EXERCISE INSTRUCTIONS |
What lines of the data below hold the string "aplicación"? Copy each one.

[STUDY MATERIAL Boundary: Start]

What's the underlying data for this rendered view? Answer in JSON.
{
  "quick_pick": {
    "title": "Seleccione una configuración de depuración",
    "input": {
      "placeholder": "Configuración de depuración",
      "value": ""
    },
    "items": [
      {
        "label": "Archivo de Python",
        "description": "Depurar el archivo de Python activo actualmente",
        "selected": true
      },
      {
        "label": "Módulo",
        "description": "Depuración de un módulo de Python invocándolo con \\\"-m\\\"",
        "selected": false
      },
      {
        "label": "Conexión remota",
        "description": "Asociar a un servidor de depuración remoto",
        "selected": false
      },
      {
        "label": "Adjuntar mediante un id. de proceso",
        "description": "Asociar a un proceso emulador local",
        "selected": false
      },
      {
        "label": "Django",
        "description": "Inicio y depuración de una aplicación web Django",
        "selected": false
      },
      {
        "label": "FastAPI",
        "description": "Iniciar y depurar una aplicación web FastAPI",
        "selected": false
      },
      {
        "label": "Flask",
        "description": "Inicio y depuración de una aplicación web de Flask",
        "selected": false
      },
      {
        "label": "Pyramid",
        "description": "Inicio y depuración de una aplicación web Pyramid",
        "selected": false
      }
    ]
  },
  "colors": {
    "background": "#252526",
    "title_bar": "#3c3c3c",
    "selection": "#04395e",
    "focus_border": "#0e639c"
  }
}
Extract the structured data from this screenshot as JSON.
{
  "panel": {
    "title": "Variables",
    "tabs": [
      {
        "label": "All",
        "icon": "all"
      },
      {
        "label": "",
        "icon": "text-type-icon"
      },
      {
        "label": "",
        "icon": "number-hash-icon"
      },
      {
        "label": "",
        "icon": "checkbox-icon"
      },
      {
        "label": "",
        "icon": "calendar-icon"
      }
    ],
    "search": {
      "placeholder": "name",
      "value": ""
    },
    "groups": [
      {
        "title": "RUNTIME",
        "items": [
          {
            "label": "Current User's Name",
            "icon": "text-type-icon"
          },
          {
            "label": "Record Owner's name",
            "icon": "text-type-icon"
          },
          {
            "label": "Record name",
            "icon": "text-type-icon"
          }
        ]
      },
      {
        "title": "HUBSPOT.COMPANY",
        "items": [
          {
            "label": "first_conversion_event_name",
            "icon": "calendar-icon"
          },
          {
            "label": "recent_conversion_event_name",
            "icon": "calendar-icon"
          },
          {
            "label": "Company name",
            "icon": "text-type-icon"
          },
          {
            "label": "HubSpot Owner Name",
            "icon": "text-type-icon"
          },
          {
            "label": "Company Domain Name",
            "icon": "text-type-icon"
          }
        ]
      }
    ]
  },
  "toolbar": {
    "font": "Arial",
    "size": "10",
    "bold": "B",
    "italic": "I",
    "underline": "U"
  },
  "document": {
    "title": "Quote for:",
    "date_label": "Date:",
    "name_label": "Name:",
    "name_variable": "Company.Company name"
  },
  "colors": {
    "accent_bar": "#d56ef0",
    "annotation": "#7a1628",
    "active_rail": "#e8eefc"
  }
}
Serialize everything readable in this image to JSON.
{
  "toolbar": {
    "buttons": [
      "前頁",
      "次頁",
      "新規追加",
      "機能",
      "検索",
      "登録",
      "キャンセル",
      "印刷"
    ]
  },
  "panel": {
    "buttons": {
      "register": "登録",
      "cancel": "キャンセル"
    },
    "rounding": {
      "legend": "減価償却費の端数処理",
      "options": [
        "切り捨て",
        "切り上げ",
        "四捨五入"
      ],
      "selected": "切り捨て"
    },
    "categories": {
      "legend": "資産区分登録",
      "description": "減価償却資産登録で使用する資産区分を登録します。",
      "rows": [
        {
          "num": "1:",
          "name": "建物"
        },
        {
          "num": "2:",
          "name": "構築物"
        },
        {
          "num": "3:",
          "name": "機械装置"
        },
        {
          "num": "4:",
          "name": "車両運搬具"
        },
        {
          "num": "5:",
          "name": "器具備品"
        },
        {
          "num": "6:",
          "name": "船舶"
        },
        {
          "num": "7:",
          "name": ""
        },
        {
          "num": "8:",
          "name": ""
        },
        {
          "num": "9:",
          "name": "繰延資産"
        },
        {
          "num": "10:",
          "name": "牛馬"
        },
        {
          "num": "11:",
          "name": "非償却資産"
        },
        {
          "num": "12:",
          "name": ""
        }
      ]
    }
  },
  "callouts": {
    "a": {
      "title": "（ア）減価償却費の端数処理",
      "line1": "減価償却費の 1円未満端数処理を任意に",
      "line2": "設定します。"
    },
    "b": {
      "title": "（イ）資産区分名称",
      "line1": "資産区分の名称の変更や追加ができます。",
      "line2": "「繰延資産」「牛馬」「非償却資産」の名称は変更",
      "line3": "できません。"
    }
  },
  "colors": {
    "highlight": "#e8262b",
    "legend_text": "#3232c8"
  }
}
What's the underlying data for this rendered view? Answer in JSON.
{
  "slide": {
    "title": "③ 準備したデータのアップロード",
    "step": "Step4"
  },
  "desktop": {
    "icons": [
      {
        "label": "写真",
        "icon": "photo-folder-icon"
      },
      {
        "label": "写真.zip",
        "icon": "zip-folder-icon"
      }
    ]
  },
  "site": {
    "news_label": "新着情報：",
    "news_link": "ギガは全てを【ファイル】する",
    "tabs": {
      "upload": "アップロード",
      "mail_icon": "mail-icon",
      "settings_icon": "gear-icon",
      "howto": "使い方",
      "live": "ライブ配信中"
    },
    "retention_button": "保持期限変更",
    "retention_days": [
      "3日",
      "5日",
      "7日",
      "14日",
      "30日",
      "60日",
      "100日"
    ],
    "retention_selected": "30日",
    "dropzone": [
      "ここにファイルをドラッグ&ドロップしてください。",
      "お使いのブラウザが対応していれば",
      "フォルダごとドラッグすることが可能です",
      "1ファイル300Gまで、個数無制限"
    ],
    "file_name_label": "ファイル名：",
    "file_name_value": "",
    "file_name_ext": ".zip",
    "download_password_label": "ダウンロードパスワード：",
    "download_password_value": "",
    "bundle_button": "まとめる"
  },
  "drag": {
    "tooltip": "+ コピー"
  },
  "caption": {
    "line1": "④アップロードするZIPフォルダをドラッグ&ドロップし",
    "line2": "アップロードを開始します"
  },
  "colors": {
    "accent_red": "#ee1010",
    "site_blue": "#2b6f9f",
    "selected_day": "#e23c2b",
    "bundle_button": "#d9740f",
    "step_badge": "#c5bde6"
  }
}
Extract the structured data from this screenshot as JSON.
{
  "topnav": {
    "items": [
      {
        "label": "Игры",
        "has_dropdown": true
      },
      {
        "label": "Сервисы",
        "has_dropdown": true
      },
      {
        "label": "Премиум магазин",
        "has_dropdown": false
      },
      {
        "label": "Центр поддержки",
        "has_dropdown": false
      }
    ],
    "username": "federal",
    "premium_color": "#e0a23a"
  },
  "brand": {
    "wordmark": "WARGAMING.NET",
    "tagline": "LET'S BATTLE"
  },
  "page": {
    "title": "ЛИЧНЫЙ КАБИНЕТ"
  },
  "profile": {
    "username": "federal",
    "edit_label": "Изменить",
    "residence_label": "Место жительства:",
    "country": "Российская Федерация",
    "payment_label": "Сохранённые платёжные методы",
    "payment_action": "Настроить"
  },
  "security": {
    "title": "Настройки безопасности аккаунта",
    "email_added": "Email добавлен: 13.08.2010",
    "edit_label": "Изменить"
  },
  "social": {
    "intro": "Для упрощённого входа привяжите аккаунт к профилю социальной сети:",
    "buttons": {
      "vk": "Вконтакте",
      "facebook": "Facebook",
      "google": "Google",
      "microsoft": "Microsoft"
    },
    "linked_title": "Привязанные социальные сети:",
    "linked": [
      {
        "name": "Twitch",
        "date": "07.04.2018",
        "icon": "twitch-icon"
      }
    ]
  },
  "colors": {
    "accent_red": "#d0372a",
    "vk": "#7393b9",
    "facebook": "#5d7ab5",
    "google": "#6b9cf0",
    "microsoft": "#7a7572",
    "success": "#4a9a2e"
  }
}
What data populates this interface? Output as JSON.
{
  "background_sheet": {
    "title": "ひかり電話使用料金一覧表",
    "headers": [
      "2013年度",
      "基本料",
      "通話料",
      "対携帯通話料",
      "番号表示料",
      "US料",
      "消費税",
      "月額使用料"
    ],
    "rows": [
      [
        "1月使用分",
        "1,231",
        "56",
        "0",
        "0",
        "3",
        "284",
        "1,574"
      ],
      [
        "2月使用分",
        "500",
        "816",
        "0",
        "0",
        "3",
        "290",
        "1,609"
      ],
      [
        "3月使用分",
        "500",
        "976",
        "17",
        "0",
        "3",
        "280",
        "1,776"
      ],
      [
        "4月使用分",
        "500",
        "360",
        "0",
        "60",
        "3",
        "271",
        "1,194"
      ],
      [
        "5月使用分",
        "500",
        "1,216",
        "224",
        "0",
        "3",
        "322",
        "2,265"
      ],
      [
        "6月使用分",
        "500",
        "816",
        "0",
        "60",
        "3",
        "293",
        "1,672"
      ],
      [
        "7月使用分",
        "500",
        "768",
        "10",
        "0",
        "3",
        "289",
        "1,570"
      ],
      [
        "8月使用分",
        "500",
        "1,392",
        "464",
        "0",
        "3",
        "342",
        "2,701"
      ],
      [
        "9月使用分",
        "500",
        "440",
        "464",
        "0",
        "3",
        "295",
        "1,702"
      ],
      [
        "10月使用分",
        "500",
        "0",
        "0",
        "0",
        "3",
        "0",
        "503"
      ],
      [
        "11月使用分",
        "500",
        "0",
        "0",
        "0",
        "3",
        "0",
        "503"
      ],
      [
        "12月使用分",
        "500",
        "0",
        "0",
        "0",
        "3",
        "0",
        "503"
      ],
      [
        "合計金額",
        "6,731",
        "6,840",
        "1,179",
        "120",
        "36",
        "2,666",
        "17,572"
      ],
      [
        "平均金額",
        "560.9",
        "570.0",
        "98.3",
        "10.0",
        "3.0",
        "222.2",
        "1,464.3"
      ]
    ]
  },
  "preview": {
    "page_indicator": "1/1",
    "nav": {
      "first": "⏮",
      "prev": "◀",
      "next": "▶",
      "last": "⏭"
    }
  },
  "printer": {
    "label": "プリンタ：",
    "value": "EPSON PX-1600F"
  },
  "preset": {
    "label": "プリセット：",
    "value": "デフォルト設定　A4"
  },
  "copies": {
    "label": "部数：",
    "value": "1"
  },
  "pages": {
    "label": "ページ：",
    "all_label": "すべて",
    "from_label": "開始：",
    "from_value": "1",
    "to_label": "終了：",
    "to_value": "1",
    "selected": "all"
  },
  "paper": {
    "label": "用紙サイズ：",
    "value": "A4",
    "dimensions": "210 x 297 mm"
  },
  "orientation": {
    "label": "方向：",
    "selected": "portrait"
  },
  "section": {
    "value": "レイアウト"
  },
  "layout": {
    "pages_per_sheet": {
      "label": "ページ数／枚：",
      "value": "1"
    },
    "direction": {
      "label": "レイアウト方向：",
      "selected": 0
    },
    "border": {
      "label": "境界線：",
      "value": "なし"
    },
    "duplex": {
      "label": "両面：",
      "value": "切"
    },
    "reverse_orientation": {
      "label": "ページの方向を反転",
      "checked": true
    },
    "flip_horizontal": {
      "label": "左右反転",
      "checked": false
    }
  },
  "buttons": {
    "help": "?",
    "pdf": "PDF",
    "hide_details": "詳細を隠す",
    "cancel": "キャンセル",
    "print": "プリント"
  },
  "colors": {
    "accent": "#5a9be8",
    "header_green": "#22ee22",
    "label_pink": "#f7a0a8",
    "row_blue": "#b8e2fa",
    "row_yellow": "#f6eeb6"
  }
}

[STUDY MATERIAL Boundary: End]

RESULT |
        "description": "Inicio y depuración de una aplicación web Django",
        "description": "Iniciar y depurar una aplicación web FastAPI",
        "description": "Inicio y depuración de una aplicación web de Flask",
        "description": "Inicio y depuración de una aplicación web Pyramid",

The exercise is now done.